EXERCISE BRIEF => Skipping any pictures, give all of the records below again exactly.

──────── DATA RECORDS

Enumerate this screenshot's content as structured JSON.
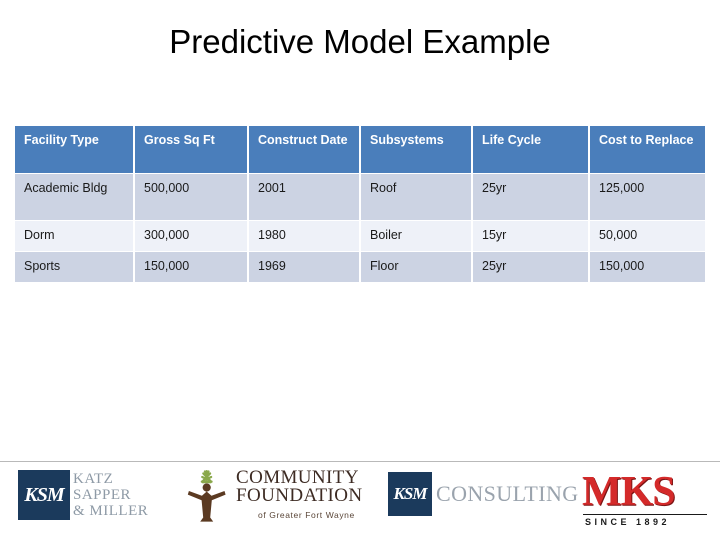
{
  "slide": {
    "title": "Predictive Model Example"
  },
  "table": {
    "columns": [
      "Facility Type",
      "Gross Sq Ft",
      "Construct Date",
      "Subsystems",
      "Life Cycle",
      "Cost to Replace"
    ],
    "rows": [
      {
        "facility_type": "Academic Bldg",
        "gross_sq_ft": "500,000",
        "construct_date": "2001",
        "subsystems": "Roof",
        "life_cycle": "25yr",
        "cost_to_replace": "125,000"
      },
      {
        "facility_type": "Dorm",
        "gross_sq_ft": "300,000",
        "construct_date": "1980",
        "subsystems": "Boiler",
        "life_cycle": "15yr",
        "cost_to_replace": "50,000"
      },
      {
        "facility_type": "Sports",
        "gross_sq_ft": "150,000",
        "construct_date": "1969",
        "subsystems": "Floor",
        "life_cycle": "25yr",
        "cost_to_replace": "150,000"
      }
    ],
    "colors": {
      "header_bg": "#4a7ebb",
      "header_text": "#ffffff",
      "row_odd_bg": "#ccd3e3",
      "row_even_bg": "#eef1f8",
      "cell_text": "#1a1a1a"
    }
  },
  "footer": {
    "logos": [
      {
        "mark": "KSM",
        "line1": "KATZ",
        "line2": "SAPPER",
        "line3": "& MILLER",
        "mark_bg": "#1b3a5c",
        "text_color": "#8e9aa6"
      },
      {
        "icon": "tree-icon",
        "line1": "COMMUNITY",
        "line2": "FOUNDATION",
        "line3": "of Greater Fort Wayne",
        "text_color": "#3d2b23",
        "leaf_color": "#8aa84b",
        "trunk_color": "#5b3a22"
      },
      {
        "mark": "KSM",
        "word": "CONSULTING",
        "mark_bg": "#1b3a5c",
        "text_color": "#9aa3ad"
      },
      {
        "word": "MKS",
        "tagline": "SINCE 1892",
        "text_color": "#d42a2a"
      }
    ]
  }
}
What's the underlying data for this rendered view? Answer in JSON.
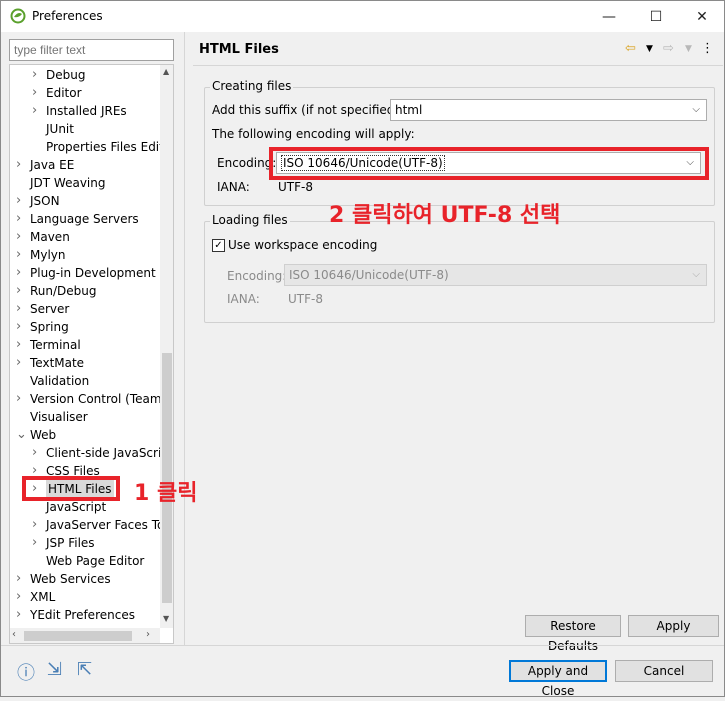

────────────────

EXERCISE ANSWER =>
Enumerate this screenshot's content as structured JSON.
{
  "slide": {
    "title": "Predictive Model Example"
  },
  "table": {
    "columns": [
      "Facility Type",
      "Gross Sq Ft",
      "Construct Date",
      "Subsystems",
      "Life Cycle",
      "Cost to Replace"
    ],
    "rows": [
      {
        "facility_type": "Academic Bldg",
        "gross_sq_ft": "500,000",
        "construct_date": "2001",
        "subsystems": "Roof",
        "life_cycle": "25yr",
        "cost_to_replace": "125,000"
      },
      {
        "facility_type": "Dorm",
        "gross_sq_ft": "300,000",
        "construct_date": "1980",
        "subsystems": "Boiler",
        "life_cycle": "15yr",
        "cost_to_replace": "50,000"
      },
      {
        "facility_type": "Sports",
        "gross_sq_ft": "150,000",
        "construct_date": "1969",
        "subsystems": "Floor",
        "life_cycle": "25yr",
        "cost_to_replace": "150,000"
      }
    ],
    "colors": {
      "header_bg": "#4a7ebb",
      "header_text": "#ffffff",
      "row_odd_bg": "#ccd3e3",
      "row_even_bg": "#eef1f8",
      "cell_text": "#1a1a1a"
    }
  },
  "footer": {
    "logos": [
      {
        "mark": "KSM",
        "line1": "KATZ",
        "line2": "SAPPER",
        "line3": "& MILLER",
        "mark_bg": "#1b3a5c",
        "text_color": "#8e9aa6"
      },
      {
        "icon": "tree-icon",
        "line1": "COMMUNITY",
        "line2": "FOUNDATION",
        "line3": "of Greater Fort Wayne",
        "text_color": "#3d2b23",
        "leaf_color": "#8aa84b",
        "trunk_color": "#5b3a22"
      },
      {
        "mark": "KSM",
        "word": "CONSULTING",
        "mark_bg": "#1b3a5c",
        "text_color": "#9aa3ad"
      },
      {
        "word": "MKS",
        "tagline": "SINCE 1892",
        "text_color": "#d42a2a"
      }
    ]
  }
}
What's the underlying data for this rendered view? Answer in JSON.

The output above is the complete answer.